Plus: The Brady Campaign's Dan Gross on the Aftermath of Lafayette; Cecil the Lion and Mass Outrage
When President Obama went on “The Daily Show With Jon Stewart” recently, he spent much of the half-hour highlighting the merits of the deal with Iran to limit that country’s nuclear program.
That drew criticism from Sen. Marco Rubio (R-Fla.), who said Obama’s appearance lacked class, as he “goes on comedy shows to talk about something as serious as Iran.”
But the political environment is not a battle for decorum, but attention.
This week, a group that has been warning of the threat of the world’s nuclear arsenal, Global Zero, went a step further with the release of a web video that mixes Jack Black, Natasha Lyonne, Farshad Farahat and Morgan Freeman with Thomas Pickering and Valerie Plame, all in an effort to build congressional support for the deal.
The video is a satire of an earnest PSA while still getting serious about what is at stake.
“It is not usual that you crack a smile about nuclear issues or get Jack Black involved or Morgan Freeman,” Plame tells Variety‘s “PopPolitics” on SiriusXM. “We were very lucky to have both of them on board.” She said that their goal was to reach “out to all different demographics, especially young people.
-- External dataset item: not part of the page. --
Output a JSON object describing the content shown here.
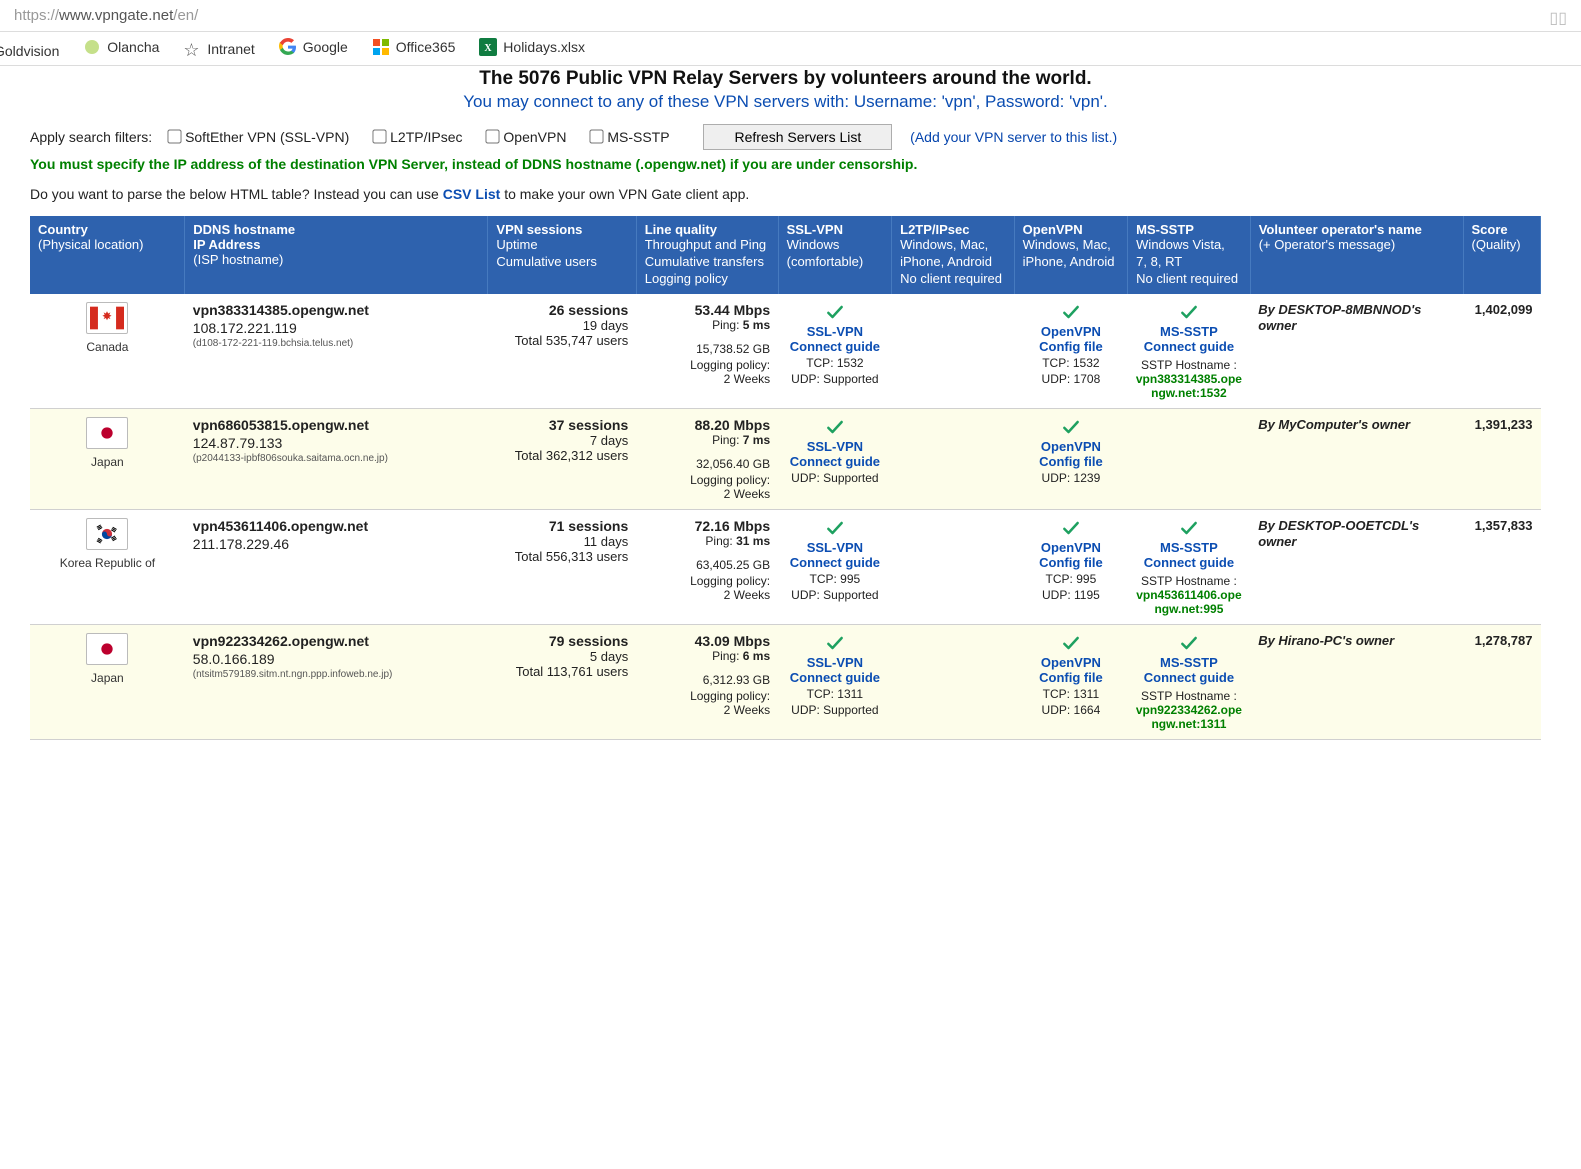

They respond well to humor, but we are using it as an entry point. You come into it and say, ‘You do need to pay attention to this.'”
Plame says that opponents of the deal have been able to “set up a narrative, and it is hard to cut through that,” although she said that she is hopeful to get their message through in the coming weeks.
She warns that “if we miss this opportunity, we will regret it deeply,” noting the likelihood that the sanctions regime will collapse and “sure enough, Iran will get a nuclear weapon.”
“It is an absolutely fantasy to believe that there is some better deal out there,” she says. “Sure, it is not a perfect deal, but I also wish there were magic unicorns in the forest, but there are not. You have to deal with reality.”
Plame also talks about the prospects that the deal could lead to a more moderate regime in Iran. And she says that Jonathan Pollard, who was sentenced to life in prison in 1987 for spying on behalf of Israel, should spend his life in prison. He was granted parole, and will be released later this year.
The organization says that the video has been viewed more than 1.5 million times online. YouTube’s counter shows 431,000 views.
Update: The latest totals on views: Global Zero’s YouTube page, 562,000; Global Zero Facebook, 457,000; Huffington Post Facebook, 822,000; Huffington Post AOL, 200,000; Huffington Post YouTube, 38,000.
The Aftermath of Lafayette
Dan Gross, president of the Brady Campaign to Prevent Gun Violence, says that he thinks momentum has been building for greater action on gun laws, despite perceptions following mass shootings like that in Lafayette, La.
That shooting was followed by talk of greater security at movie theaters, even of installing metal detectors, but Gross says that can be a diversion from the real issue, which is to expand background checks.
Big Money Bunch
Steven Spielberg, Jeffrey Katzenberg and Haim Saban each gave $1 million to a SuperPAC backing Hillary Clinton’s presidential campaign, according to the latest reports filed with the Federal Election Commission. While the $15.7 million raised by Priorities USA Action is just a sliver of that raised by the Jeb Bush SuperPAC, Right to Rise, it nevertheless shows that major figures in the entertainment industry are willing to pony up early. When Priorities launched to support President Obama’s re-election campaign, many donors were reluctant to give as so many were appalled by the flow of big money into politics. But donors picked up as Obama gave his tacit blessing to the group, and later said that “we’re not going to just unilaterally disarm.” This time around, Clinton already has embraced the group, even if she herself has called for getting “unaccountable money” out of politics. In fact, showbiz sources accounted for about one-third of Priorities’ take in the first half of 2015.
For all the talk of how much more difficult it is to draw national attention in a fractured media universe, doesn’t the case of the dentist who killed Zimbabwe’s beloved Cecil the lion show just the opposite? It seemed to take just hours for the story to spread on Facebook and Twitter, and that same length of time for the dentist to become the most reviled man on the Internet.
Variety‘s David Cohen and U.S. News’ Nikki Schwab talk about how quickly reputations can be wiped out in the digital age — and how misinformation is all the more difficult to correct.
“PopPolitics,” hosted by Ted Johnson, airs Thursdays at 11 a.m. PT/2 p.m. ET on SiriusXM’s political channel POTUS 124.